Faroe Islands’ Annual Tradition of Whaling Draws Storm on Social Media (Warning: Disturbing Images)
Whaling in the Faroe Islands (Photo: Twitter, chicaZoe1)

A tiny island population off the coast of Denmark is in the eye of the social media storm because of their annual tradition. Locals of the Faroe Islands carry out whaling during the summer months and the pictures have made it to social media. The pictures are disturbing and the activity has drawn widespread condemnation but there are arguments to be made on both sides of the line.

Whaling as an activity was regulated through international cooperation to prevent many many species of these giant mammals from disappearing off the face of the Earth after indiscriminate whaling during the 17th and 18th centuries. In 1946 the International Convention for the Regulation of Whaling was signed by a collection of countries to aid in the protection of the whales as an species.

It wasn’t until 1986 that the international whaling convention fully banned commercial whaling in the hopes that some species could replenish themselves.

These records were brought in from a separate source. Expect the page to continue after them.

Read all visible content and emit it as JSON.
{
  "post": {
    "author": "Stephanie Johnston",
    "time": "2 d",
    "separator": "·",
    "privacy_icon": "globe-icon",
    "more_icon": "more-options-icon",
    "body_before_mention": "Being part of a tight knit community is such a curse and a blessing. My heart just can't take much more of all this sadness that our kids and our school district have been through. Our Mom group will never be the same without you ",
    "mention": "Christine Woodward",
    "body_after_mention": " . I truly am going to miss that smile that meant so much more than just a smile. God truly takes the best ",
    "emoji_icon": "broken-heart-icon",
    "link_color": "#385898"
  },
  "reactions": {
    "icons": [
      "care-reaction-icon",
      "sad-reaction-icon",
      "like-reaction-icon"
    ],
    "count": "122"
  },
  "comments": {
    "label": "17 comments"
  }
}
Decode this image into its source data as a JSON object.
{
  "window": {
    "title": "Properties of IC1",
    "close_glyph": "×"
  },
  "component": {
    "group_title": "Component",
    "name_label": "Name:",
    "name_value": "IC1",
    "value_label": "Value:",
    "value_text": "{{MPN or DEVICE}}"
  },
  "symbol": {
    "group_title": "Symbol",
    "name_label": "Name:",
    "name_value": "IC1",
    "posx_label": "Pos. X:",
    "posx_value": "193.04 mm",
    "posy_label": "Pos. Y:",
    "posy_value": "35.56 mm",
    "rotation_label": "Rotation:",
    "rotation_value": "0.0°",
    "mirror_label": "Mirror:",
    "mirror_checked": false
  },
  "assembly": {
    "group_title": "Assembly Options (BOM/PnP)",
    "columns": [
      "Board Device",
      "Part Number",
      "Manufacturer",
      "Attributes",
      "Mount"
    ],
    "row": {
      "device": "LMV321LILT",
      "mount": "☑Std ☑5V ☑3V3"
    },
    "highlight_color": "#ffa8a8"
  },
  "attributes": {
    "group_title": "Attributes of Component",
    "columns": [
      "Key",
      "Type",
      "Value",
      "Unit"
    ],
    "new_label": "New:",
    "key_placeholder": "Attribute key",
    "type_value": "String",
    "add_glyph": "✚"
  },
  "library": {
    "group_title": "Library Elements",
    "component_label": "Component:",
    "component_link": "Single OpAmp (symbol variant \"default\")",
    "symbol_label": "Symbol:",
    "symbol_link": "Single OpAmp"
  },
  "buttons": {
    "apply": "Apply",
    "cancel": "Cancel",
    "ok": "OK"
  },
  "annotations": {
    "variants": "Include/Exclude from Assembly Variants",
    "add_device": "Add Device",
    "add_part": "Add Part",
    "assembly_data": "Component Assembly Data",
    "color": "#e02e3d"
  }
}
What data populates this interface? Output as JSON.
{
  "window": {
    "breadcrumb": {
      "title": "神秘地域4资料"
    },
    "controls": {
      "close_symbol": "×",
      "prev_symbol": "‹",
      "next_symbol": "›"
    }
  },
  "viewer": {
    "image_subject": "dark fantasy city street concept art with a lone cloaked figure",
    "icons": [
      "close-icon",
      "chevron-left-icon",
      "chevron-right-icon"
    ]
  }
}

However, a few countries continue whaling on the grounds of this activity being necessary to feed their population as well as it being part of their ethnic heritage.

Faroe Islands

One of the islands, the Faroes - a self-governing country within the Kingdom of Denmark since 1948 has an annual tradition of whaling that the local population participates in during the summer months. Many Faroese consider the whale meat an important part of their food culture and history and every one from the young to the old participate in whaling.

Whaling in Faroe Islands

Over the years, the Faroese government has regulated the activity of whaling minutely to include when, where and how to do it.

When a school of pilot whales is sighted near land, the message is relayed to boats out at sea who then begin to push the whales close to land where the Faroese are ready with their equipment.

Whaling in the Faroe Islands is done by hand and the equipment is regulated as well.

Whale hunting equipment is legally restricted to hooks, ropes, a specially-designed Faroese knife to cut the whale's spine, so it dies within seconds and assessing-poles for measurement.

Once ashore, the pilot whale is killed by cutting the dorsal area through to the spinal cord with a special whaling knife, and after cutting it, the whaler must make sure that the whale is dead; before he cuts the neck open, so that as much blood as possible can run from the whale in order to get the best quality of meat. The neck is cut, but only after it has been killed. While cutting the spinal cord, two arteries are cut as well which makes the area around the hunted whale run red with blood.

This annual tradition is ongoing in the Faroe Islands and pictures were posted on social media platforms by tourists who witnessed it for the first time as well as anti-whaling activists. The pictures are disturbing.